[ only regarding “Mangroves as drivers of nearshore fishery production” section of the article ]
- Based on the spawning cycle of many fish species that live near mangrove habitat: “mangroves could function as an important link in the chain of habitats that provide complementary resources and benefits, e.g., as nursery areas for fish, prawns and crabs (Sheridan and Hays, 2003; Crona and Ronnback, 2005), with spatial complexity at a scale that provides refuge to small prey, and abundant food for commercial species at certain stages in their life cycle (Chong et al., 1990)”(171).
- Fish production is proportionally related to the area of mangrove habitat: “Most of the analyses in these studies” – 27 studies were examined for this section of the review – “have resulted in positive correlations, assuming that the area of mangroves or tidal wetland habitat directly translates to the catch of commercial fisheries (Manson et al., 2005; Meynecke et al., 2007). Estimates of the amount of commercial catch explained by the presence of mangroves or estuaries range from 20 to 90% (Fig. 1). The most common variables used were mangrove area, followed by linear extent and intertidal area or estuarine size”(172).
- Data from certain articles suggest that certain species rely on a combination of mangrove and seagrass bed habitat rather than mangrove habitat alone to ensure species health (Robertson and Blaber, 1992; Nagelkerken et al., 2001; Dorenbosch et al., 2006a,b; Jelbart et al., 2007), while other articles stress the importance of mangrove habitat for ontogentic fish movements (Rooker and Dennis, 1991; Nagelkerken et al., 2000c; Nagelkerken and van der Velde, 2002, 2003; Eggleston et al., 2004; Lugendo et al., 2005)” (172-173).

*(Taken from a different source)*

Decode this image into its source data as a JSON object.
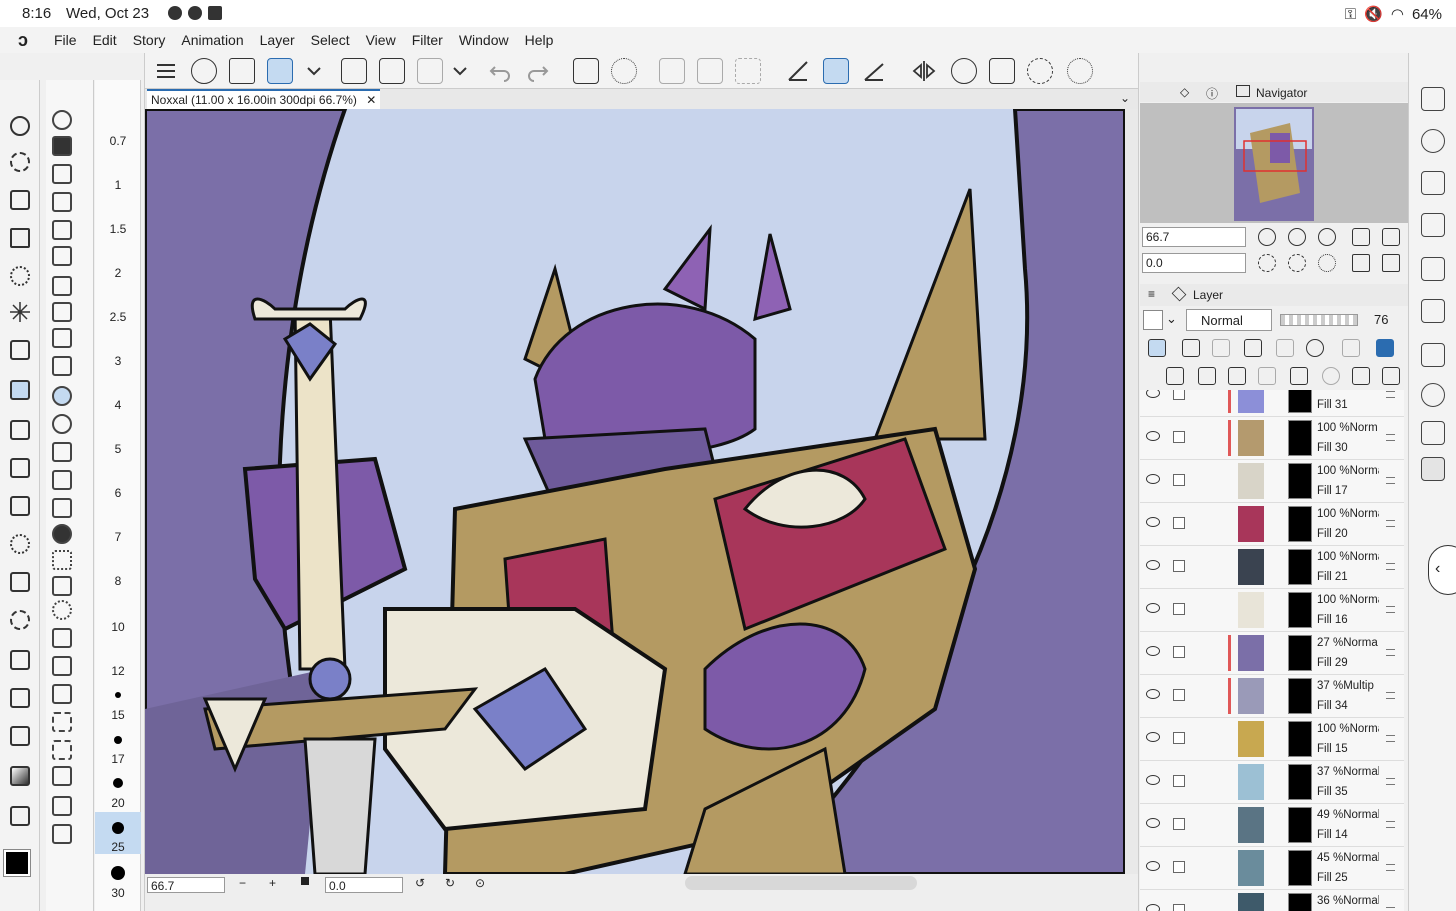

- A main conclusion from the review indicated that it is extremely difficult to make generalizations about mangrove habitat because different fish species have varying dependence on mangrove habitat.